I have no idea whether these will grow to yield my favorite ‘chikoos’ but I’ll do my best to keep them alive and kicking!
Another experimental project (see previous blog post). I had cut out the top of a pineapple and planted it about a month earlier. New leaves have started appearing from the center.
The Mexican mango seed I had planted last month (see previous blog post) delighted me by throwing out new leaves. I do not expect mangoes, but it will be fun watching it grow!
Harvests until now
Although season is not yet over, let’s see how I have fared since I planted the veggies after reaching Japan in May. Here is a table that gives the score:
|Vegetable/Fruit||Home Garden||Office Garden||Total|
|Coriander||Harvested 4 times||4|
|Malkheiya||Harvested 6 times||6|
As the numbers speak for themselves, I tasted some degree of success with tomato, beans, eggplant, cucumber, green pepper, and green chilli. Okhra, corn and water melon harvest was lackluster. I failed miserably with Eda mame. Peanuts are still growing; so are eggplant and okhra. I hope to harvest peanuts in autumn.
Finally, here are some flowers and fruits growing presently in my garden.
The growing season is already over, but because of my incessant pruning, the tree has produced flowers quite late. The flowers above bloomed beginning of August.
Undeniably, my favorite flower. Pleasant, strong aroma – I cut them and place them in flower vases all over my house. I plan to propagate more of these and dot them all around the periphery of my house.
Formosan Lily or Mountain Lily
This flower grows all over my garden come summer. I do nothing – the plant grows wild, flowers bloom in summer and the plant disappears to appear somewhere else next summer. A gift from God.
This blood-red Hibiscus flower has just started blooming after overwintering. The plant was gifted to my by my friend Toyama-san last year. It spent the winter within my house. I brought it out in May, and flowers have finally bloomed in August, the middle of summer.

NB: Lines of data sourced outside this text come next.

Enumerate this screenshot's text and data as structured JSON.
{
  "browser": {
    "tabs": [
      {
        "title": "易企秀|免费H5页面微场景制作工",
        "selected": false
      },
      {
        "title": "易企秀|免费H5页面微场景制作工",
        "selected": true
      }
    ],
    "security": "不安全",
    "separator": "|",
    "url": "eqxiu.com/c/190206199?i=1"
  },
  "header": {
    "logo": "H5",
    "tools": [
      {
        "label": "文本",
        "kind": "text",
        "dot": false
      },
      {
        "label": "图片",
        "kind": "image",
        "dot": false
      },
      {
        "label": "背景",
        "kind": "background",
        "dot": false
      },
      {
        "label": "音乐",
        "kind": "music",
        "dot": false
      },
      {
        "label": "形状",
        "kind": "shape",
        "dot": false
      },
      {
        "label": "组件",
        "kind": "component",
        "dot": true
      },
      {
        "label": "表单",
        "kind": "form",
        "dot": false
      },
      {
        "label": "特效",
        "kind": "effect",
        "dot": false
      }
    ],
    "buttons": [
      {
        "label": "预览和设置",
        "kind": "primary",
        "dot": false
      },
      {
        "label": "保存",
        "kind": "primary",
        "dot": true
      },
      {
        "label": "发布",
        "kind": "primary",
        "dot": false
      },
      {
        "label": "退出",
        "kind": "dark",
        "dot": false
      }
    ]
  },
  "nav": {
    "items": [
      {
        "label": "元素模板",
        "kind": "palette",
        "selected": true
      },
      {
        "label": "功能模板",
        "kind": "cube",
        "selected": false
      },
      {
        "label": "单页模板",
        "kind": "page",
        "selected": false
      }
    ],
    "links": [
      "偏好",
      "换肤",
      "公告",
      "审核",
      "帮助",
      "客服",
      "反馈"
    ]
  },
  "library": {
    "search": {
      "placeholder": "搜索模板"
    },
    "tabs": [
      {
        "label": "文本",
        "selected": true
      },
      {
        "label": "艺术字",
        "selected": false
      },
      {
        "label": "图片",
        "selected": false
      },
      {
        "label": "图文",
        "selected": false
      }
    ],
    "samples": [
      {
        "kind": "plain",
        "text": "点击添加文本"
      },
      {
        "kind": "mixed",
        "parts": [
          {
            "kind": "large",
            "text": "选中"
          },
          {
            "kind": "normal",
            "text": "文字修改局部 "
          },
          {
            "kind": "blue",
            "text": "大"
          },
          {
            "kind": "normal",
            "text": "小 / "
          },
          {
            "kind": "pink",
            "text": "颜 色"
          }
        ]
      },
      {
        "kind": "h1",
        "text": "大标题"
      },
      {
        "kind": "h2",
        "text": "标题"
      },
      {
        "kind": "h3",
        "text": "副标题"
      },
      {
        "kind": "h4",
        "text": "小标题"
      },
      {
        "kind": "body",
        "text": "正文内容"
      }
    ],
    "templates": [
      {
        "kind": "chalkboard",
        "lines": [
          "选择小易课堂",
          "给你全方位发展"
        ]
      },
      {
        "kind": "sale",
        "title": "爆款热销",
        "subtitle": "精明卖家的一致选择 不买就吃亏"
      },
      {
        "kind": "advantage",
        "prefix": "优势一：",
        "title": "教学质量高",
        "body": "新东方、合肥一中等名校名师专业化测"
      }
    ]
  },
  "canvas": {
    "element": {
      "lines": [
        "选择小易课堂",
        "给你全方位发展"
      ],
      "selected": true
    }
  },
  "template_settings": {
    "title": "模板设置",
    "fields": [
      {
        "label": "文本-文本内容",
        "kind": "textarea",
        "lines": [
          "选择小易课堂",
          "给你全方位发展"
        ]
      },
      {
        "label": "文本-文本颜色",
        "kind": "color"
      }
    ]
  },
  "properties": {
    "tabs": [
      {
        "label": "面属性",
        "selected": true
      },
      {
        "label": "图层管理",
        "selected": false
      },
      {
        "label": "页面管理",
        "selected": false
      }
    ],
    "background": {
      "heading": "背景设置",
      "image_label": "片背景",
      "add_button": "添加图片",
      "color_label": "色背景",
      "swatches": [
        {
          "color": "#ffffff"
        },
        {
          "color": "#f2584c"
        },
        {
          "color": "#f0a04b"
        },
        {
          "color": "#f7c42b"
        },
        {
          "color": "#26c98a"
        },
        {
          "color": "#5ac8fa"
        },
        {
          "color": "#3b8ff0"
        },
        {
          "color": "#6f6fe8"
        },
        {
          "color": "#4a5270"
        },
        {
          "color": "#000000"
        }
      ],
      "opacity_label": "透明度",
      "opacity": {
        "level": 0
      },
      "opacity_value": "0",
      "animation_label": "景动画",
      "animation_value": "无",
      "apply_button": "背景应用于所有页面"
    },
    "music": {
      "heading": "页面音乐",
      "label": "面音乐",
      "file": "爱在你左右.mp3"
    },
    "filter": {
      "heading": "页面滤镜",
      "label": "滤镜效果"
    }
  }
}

The fig tree is the gem in my garden. It has given a lot of figs this year; since August, I pick about 2 figs a day on an average. Delicious –see photo below.
Figs from my home garden
All for now – until the next post, Happy Gardening!